• **Prompt**: For the entries below, how many lines contain the word "router"? Reply with the number and nothing else.

(Recorded data)
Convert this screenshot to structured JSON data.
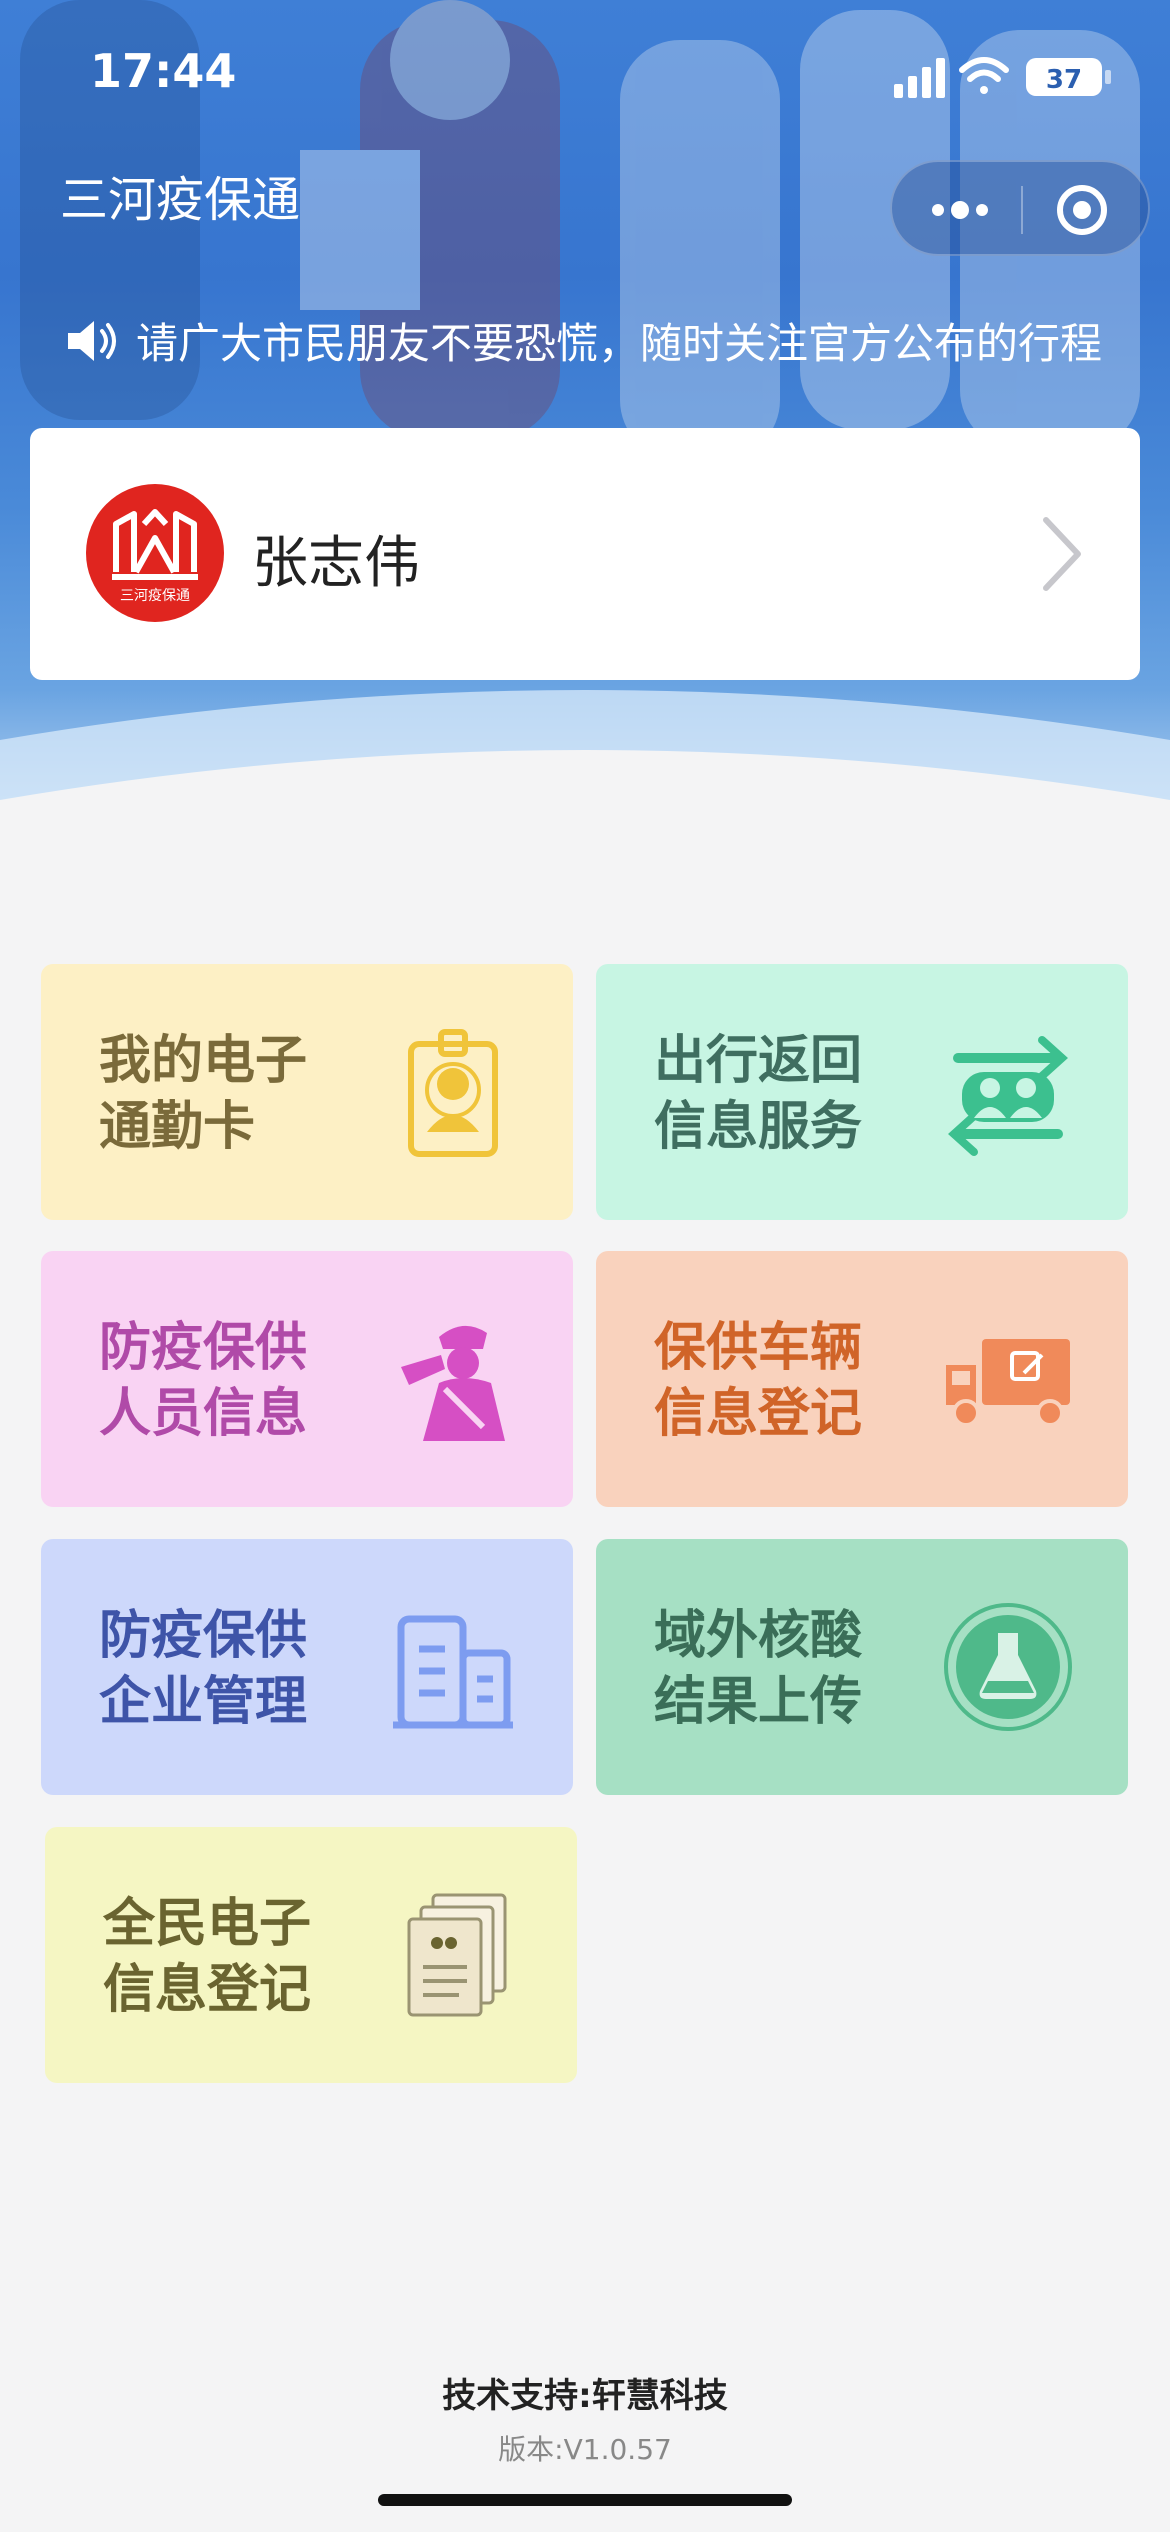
{
  "status_bar": {
    "time": "17:44",
    "battery": "37"
  },
  "header": {
    "app_title": "三河疫保通"
  },
  "notice": {
    "text": "请广大市民朋友不要恐慌，随时关注官方公布的行程"
  },
  "profile": {
    "name": "张志伟",
    "logo_text": "三河疫保通"
  },
  "tiles": [
    {
      "line1": "我的电子",
      "line2": "通勤卡",
      "icon": "badge-icon",
      "color": "#7a6a3a",
      "accent": "#f0c43a"
    },
    {
      "line1": "出行返回",
      "line2": "信息服务",
      "icon": "travel-return-icon",
      "color": "#3f6e60",
      "accent": "#3cc08f"
    },
    {
      "line1": "防疫保供",
      "line2": "人员信息",
      "icon": "staff-salute-icon",
      "color": "#b04aa8",
      "accent": "#d64fc4"
    },
    {
      "line1": "保供车辆",
      "line2": "信息登记",
      "icon": "truck-icon",
      "color": "#d06428",
      "accent": "#f08a5a"
    },
    {
      "line1": "防疫保供",
      "line2": "企业管理",
      "icon": "building-icon",
      "color": "#3e54a8",
      "accent": "#7d9cf0"
    },
    {
      "line1": "域外核酸",
      "line2": "结果上传",
      "icon": "flask-icon",
      "color": "#3a6e58",
      "accent": "#4fb98a"
    },
    {
      "line1": "全民电子",
      "line2": "信息登记",
      "icon": "documents-icon",
      "color": "#6a6430",
      "accent": "#9a9472"
    }
  ],
  "footer": {
    "support": "技术支持:轩慧科技",
    "version": "版本:V1.0.57"
  }
}
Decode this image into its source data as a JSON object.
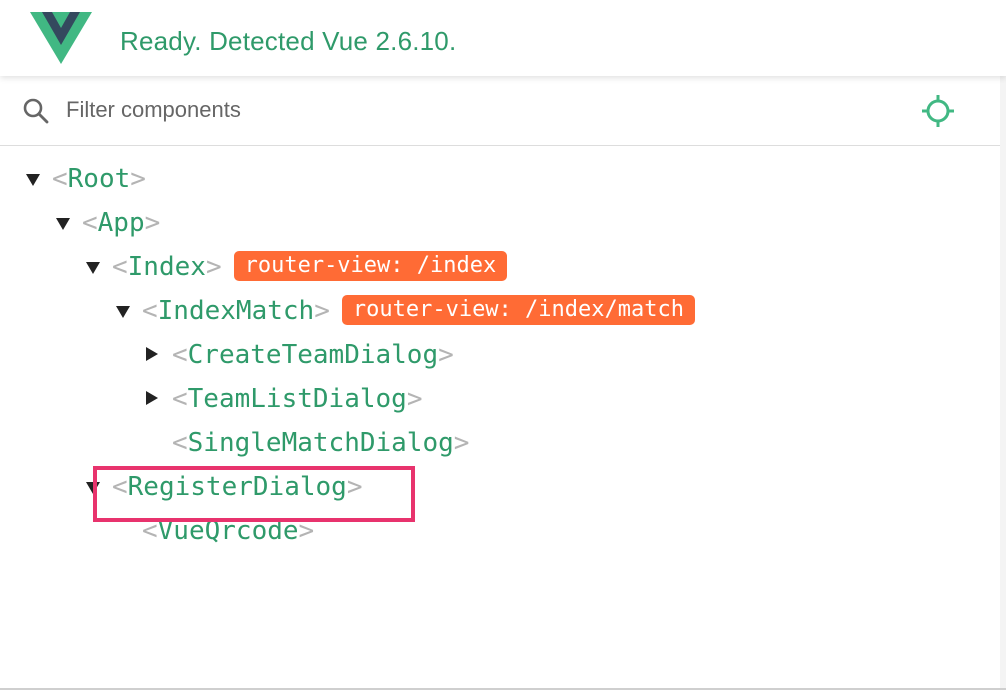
{
  "header": {
    "status": "Ready. Detected Vue 2.6.10.",
    "logo_icon": "vue-logo-icon",
    "brand_colors": {
      "green": "#41b883",
      "dark": "#34495e",
      "text": "#2f9a6a"
    }
  },
  "filter": {
    "placeholder": "Filter components",
    "value": "",
    "search_icon": "search-icon",
    "select_icon": "crosshair-icon"
  },
  "tree": {
    "open_bracket": "<",
    "close_bracket": ">",
    "nodes": [
      {
        "name": "Root",
        "expanded": true,
        "has_children": true
      },
      {
        "name": "App",
        "expanded": true,
        "has_children": true
      },
      {
        "name": "Index",
        "expanded": true,
        "has_children": true,
        "badge": "router-view: /index"
      },
      {
        "name": "IndexMatch",
        "expanded": true,
        "has_children": true,
        "badge": "router-view: /index/match"
      },
      {
        "name": "CreateTeamDialog",
        "expanded": false,
        "has_children": true
      },
      {
        "name": "TeamListDialog",
        "expanded": false,
        "has_children": true
      },
      {
        "name": "SingleMatchDialog",
        "expanded": false,
        "has_children": false
      },
      {
        "name": "RegisterDialog",
        "expanded": true,
        "has_children": true,
        "highlighted": true
      },
      {
        "name": "VueQrcode",
        "expanded": false,
        "has_children": false
      }
    ],
    "badge_color": "#ff6b35",
    "highlight_color": "#e8336d"
  }
}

• **Result below**: 2